It is a great dram. I was only surprised that the waxiness together with the fruitiness are here in the beginning, just not here to stay in the nose. tastewise it does stay. Well picked by Mario Groteklaes.

So that’s it, we are done for the moment with Glengoyne, and we are done with the fourth ‘week’ on Master Quill. In the end this independently bottle of Glengoyne got the highest score, with an almost equally briljant and newer ‘summer’ edition in the runner-up position. Actually the odds were a bit uneven since this Glengoyne is from the seventies and therefore well older than the rest of the contenders, but who said it was a contest? Through the rest of the offerings reviewed in this Glengoyne week, it can be clearly seen that Glengoyne makes a high quality whisky with multiple facets to it. Keep up the good work!

Points: 92

Thanks go out to Nico for providing the sample!

Glen Keith 38yo 1967/2006 (53%, Gordon & MacPhail, Reserve, for La Maison Du Whisky, Refill Sherry Butt #3876, 215 bottles)

And then there is Glen Keith. Glen Keith lies a stone’s throw away from Strathisla. The spirit from Strathisla was pumped to Glen Keith for filling into casks, but also the boiler at Glen Keith warms water for Glen Keith’s production. Glen Keith’s production started in 1958 with three stills (triple distillation). In 1970 the first two stills in Scotland that are heated by gas were installed. Soon after that, the distillery stopped the triple distillation. In 1983 a sixth still is installed. The distillery is mothballed since 1999, but plans are to restart the distillery next month (April 2013).
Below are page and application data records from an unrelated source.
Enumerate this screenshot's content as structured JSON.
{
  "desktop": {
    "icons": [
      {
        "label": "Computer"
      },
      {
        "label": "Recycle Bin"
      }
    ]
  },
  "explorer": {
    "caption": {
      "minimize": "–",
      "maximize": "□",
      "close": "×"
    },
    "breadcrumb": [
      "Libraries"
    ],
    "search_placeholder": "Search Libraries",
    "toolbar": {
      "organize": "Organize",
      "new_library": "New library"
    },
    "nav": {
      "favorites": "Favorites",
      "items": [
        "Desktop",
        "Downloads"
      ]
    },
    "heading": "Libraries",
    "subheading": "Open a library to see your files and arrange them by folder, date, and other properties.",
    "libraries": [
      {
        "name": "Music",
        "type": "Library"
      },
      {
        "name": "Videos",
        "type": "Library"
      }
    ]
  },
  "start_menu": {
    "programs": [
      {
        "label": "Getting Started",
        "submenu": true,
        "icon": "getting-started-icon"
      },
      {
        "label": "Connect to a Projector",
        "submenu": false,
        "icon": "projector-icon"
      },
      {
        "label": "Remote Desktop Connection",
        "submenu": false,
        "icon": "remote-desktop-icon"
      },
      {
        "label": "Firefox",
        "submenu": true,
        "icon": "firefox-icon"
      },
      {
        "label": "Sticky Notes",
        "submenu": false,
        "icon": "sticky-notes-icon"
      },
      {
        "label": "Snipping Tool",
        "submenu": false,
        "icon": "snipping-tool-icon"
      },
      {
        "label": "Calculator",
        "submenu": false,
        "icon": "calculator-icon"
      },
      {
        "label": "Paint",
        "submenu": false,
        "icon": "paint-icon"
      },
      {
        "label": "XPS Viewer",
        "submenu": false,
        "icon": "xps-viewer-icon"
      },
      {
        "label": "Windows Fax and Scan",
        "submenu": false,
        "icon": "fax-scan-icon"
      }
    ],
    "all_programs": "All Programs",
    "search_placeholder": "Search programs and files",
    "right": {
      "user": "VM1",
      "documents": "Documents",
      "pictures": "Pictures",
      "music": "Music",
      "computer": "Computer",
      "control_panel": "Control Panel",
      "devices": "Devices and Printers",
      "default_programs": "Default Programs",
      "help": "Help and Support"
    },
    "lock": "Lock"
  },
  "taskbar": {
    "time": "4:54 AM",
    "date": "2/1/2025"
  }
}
Chivas Brothers (owned by Pernod Ricard) already opened two of their mothballed distilleries. Allt a-Bhainne in May 2005 and Braeval (a.k.a. Braes of Glenlivet) in July 2008. If memory serves me well, Chivas Brothers also have Imperial. Alas, Imperial was considered not economically viable for reopening. (It was “old” and had the ‘wrong’ capacity, to small for a company like Chivas), so Chivas presented plans in 2012 for a new distillery to be built at the site of the old Imperial distillery. So the demolition of Imperial started around december 2012 and is now also gone for good.

Color: Copper, cloudy.

Nose: Musty Sherry with a lot of wood. Dried oranges, and sugared orange skin. Crushed dead insects, well they really don’t make them like this anymore! Cloves which fits the orange skin perfectly. Mocha with orange cordial. A forest in the rain. Oak planks. A Whisky with character.

Taste: Old bottle effect. Very spicy oak but not over oaked. It’s heavy on the wood but that not a bad thing here. A lot of wood and paper. Along comes wood spice and some bitterness. It is so clearly a Whisky from another time, that this one needs it. Luckily the rest of the body is quite ‘heavy’ too, but not in your face. It’s a rather quiet malt. Hot butter, sugared oranges and some coal. It actually is pretty sweet, but the sweetness is hidden well behind the wood and oranges. A bottled antiques shop with a long warming finish.

This is now my favorite Christmas malt. Just smell that dried Orange in combination with the cloves. It’s not a perfect old bottle though, but it’s so clearly a time capsule. It’s impossible to not love this. I was always a big fan of Strathisla of the sixties and seventies and this Glen Keith is therefore really no surprise at all. Merry Christmas everybody!

Points: 92